io9: So you're talking about these social tools, and how communities can use them, but of course you're also talking about "user generated content," which is one way of saying "get people to work for you for free."

CS: Depends on your frame of reference.

io9: Are we looking at a future where getting a job means working for free for many years before you get to be a developer or producer for cash?

CS: If we think of Flickr as being like a newspaper, then yes, the content that was previously paid for is now free. But if you think of flickr as being like a bar, then what you get instead is that the user conversation now creates value for people out of earshott. No one complains that the bar marks up its booze prices because it's a place for people to get together.

io9: So the bar gets paid for your conversations?

CS: I think the whole 'you work, we collect the money' model has been over-emphasized by the fact that professional media covering these new tools will of course be biased to take the current media model as the 'correct' one. Merchants, a bar in Manhattan, charges $17 for a martini. Know what goes into a $17 martini?

io9: What?

CS: $3 of gin and $14 of "I'm in a bar where people pay $17 for a martini!"

io9: But that makes Flickr sound like an elite place where you pay to be around beautiful rich people.

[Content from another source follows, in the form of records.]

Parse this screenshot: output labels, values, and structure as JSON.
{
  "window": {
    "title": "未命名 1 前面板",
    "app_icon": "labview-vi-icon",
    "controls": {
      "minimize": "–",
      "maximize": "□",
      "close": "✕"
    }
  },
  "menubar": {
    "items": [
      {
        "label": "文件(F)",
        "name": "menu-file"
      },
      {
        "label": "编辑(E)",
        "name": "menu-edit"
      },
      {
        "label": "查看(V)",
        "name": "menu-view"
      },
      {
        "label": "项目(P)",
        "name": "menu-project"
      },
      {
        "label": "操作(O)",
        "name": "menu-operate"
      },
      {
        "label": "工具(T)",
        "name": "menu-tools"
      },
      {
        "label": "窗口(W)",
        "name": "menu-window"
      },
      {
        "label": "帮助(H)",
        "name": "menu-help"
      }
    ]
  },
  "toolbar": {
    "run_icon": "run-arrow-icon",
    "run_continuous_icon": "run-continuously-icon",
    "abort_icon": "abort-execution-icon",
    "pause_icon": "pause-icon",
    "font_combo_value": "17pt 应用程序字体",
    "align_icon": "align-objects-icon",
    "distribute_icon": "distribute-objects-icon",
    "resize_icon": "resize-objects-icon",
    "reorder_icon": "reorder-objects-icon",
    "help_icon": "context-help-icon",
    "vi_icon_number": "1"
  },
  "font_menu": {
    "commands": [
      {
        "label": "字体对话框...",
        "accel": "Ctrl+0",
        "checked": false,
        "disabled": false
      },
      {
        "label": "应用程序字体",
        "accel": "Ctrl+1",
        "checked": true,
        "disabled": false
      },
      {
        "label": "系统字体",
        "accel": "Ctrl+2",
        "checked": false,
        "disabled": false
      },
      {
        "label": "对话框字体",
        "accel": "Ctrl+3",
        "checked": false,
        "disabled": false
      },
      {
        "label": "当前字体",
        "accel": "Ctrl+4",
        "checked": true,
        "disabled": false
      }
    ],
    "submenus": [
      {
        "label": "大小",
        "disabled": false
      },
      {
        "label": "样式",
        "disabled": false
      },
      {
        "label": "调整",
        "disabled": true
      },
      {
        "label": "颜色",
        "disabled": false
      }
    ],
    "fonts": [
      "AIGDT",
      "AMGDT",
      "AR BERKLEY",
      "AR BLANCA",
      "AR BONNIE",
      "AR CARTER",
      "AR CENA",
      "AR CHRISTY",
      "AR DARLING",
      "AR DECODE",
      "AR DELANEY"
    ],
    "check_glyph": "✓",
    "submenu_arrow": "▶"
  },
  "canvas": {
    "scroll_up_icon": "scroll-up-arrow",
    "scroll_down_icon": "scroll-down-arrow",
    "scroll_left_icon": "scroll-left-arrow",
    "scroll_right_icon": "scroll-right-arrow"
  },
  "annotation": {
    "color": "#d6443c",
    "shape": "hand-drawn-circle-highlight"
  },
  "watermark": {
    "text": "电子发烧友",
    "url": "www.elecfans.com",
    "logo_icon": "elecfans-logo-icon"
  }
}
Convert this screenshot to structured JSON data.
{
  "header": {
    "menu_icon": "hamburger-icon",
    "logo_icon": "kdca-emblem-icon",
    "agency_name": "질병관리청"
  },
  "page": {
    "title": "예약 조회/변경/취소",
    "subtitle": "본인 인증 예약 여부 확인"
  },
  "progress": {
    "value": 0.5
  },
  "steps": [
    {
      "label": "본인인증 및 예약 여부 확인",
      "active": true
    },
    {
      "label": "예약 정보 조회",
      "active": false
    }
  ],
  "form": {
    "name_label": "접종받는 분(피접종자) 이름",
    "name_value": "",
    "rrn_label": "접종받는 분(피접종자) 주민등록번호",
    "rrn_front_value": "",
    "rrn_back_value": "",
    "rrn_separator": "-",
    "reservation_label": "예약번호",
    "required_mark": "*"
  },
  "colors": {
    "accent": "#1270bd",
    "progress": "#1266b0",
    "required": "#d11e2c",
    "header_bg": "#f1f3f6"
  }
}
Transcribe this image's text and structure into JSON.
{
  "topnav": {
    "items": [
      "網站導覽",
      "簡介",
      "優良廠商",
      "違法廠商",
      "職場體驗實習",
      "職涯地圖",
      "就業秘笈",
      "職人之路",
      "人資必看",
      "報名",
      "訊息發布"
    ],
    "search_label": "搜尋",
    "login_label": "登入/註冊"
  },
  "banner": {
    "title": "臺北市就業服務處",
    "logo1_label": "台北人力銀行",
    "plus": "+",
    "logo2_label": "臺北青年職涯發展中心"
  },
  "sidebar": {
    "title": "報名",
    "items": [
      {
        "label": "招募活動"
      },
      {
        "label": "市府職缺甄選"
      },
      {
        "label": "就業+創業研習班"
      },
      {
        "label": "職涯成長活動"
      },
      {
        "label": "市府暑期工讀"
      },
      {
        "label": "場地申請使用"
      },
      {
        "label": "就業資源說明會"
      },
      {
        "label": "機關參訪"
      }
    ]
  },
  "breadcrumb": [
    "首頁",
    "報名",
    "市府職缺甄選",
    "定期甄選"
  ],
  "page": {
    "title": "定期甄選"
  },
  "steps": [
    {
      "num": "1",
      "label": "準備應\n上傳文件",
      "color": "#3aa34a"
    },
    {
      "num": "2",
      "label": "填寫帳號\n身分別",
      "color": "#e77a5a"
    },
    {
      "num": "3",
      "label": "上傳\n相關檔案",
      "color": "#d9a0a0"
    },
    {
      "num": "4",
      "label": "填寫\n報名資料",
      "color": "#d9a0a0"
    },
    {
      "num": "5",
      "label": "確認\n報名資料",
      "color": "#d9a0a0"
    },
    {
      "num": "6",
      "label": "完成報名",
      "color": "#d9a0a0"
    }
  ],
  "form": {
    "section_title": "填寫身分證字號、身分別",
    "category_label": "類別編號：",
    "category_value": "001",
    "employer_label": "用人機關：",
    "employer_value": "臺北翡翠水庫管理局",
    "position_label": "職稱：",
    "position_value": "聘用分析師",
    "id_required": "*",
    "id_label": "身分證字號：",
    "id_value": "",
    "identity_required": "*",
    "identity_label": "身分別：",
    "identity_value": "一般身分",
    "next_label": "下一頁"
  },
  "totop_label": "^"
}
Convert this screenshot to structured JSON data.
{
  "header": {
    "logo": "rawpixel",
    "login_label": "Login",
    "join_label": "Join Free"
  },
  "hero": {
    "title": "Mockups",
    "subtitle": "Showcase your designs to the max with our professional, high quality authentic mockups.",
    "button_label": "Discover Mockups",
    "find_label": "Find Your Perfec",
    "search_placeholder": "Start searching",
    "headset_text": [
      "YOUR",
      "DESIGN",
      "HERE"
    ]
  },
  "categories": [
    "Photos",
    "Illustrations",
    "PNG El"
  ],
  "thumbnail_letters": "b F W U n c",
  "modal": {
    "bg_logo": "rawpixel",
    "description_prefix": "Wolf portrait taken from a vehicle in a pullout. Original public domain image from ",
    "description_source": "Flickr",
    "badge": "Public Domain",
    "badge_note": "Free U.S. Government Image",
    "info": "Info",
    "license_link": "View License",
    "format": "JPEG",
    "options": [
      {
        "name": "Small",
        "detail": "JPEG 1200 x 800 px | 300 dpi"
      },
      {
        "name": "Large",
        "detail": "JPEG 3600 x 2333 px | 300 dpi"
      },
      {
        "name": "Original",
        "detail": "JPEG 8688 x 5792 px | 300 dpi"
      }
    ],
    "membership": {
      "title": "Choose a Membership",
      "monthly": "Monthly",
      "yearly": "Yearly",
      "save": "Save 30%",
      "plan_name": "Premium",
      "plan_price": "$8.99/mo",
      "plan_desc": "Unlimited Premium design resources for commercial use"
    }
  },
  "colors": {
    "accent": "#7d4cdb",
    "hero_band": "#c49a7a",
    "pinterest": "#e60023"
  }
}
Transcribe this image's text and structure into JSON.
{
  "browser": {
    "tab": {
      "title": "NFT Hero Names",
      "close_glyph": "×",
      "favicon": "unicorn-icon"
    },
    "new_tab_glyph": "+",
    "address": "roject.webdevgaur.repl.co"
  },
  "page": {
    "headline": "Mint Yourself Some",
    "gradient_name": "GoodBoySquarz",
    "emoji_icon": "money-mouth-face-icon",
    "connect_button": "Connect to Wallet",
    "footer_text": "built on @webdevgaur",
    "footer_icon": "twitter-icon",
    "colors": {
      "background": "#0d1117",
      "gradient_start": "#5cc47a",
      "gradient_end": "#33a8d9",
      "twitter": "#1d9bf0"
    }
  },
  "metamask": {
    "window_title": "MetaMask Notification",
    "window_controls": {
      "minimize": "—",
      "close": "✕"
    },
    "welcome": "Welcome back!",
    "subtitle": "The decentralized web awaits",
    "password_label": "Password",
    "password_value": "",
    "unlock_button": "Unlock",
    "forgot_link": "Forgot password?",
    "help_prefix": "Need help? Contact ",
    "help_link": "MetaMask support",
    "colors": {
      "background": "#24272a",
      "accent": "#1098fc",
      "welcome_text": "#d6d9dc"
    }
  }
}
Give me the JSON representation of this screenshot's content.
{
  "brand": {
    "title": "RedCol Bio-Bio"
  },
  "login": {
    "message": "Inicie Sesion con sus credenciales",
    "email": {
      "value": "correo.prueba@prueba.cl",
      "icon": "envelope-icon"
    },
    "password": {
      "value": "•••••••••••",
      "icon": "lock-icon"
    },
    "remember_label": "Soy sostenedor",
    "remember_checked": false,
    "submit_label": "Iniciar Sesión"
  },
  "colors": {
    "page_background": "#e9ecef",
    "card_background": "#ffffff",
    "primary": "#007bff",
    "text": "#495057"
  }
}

CS: So the change in the price of drinking gin at home alone, or in a bar with others, is mainly a metric of social value, and we're quite used to paying the platform operator, which in this case would be the bar owner, for making a site where that value can accrue. Of course the whole 'is it a newspaper or a bar' thing is even one level too shallow. The thing Flickr is most like is Flickr. It has all kinds of novel characteristics which are exactly the things that get obscured by metaphor. So when media people look at Flickr (or Digg or YouTube) as new competitors in an existing media ecosystem, instead of a new ecosystem, they create bias towards old metrics.

Oh, and to your earlier comment, I don't mean to suggest that Flickr always equals merchants, just that we are more than used to business models where almost all of the value in the establishment comes from value the patrons create for themselves. It's just that the press doest see (or sees and doesn't like) that comparison, because its hard to argue that some injustice is being doen when viewed in the light of social life rather than media production.

io9: The problem I guess with the bar analogy is that the most "valuable" bars to be in are often valuable because they are full of elite people — which is sort of the opposite of what I think you're hoping for in this book.

CS: Well, even a $2 well drinks dive has the same economics. Consider happy hour. There is a discount on the nominal product precisely to create the necessary bit of social value.

io9: So to get back to the question of getting paid. Sounds like you're saying that we're tending toward a model where the people who make content (or art or writing) don't get paid,
but the people who make the tools that let them express themselves do.

CS: That is one part of the effect. Another part is that, on average people won't get paid, because the pool of creators has gotten too large. But significant talent will still be rewarded. Wedding photographers and stock photo people are going to get creamed. But Herb Ritts' fees may go up. When the bottleneck is not longer worth paying for (because it mostly doesn't exist) talent becomes the only differentiating metric.

io9: So the elite content producers may get more?

CS: I think so.

io9: Obviously a lot of people are decrying this idea, particularly in the media — "oh no we're losing taste makers!"

CS: We're not losing taste makers! I hate that argument — we're gaining taste makers, at an unbelivable rate. We're losing scarcity.

io9: So do you think in the end we'll get a world where more people will be compensated to do creative work? Or that creative work will become more lilke cooking, where everybody does it?

CS: More people overall, maybe, but many fewer on average. And most of the ones who do get compensated don't have it as their main source of income.

io9: Which other industries do you see this change affecting?

CS: Anything where there is a production bottleneck. So the obvious ones are non-litigation lawyering, librarians, anyone in the media distribution business, but also the info managing pieces of things like industrial design, medical decision making, etc.

io9: Are you worried at all that people might use your book to exploit users?

CS: Most of the uses of this sort of group-forming are hard to fake over any length of time (imagine a fake open source project — the coders would bail in a matter of weeks), but the uses of social tools for groups from Al Qaeda to the pro-anorexia kids seems to me to be the biggest social threat that will come from the medium.

Check out the book — although Shirky isn't a futurist, Here Comes Everybody is the best work of futurism I've read in quite a while.

Here Comes Everybody [ISBN.nu]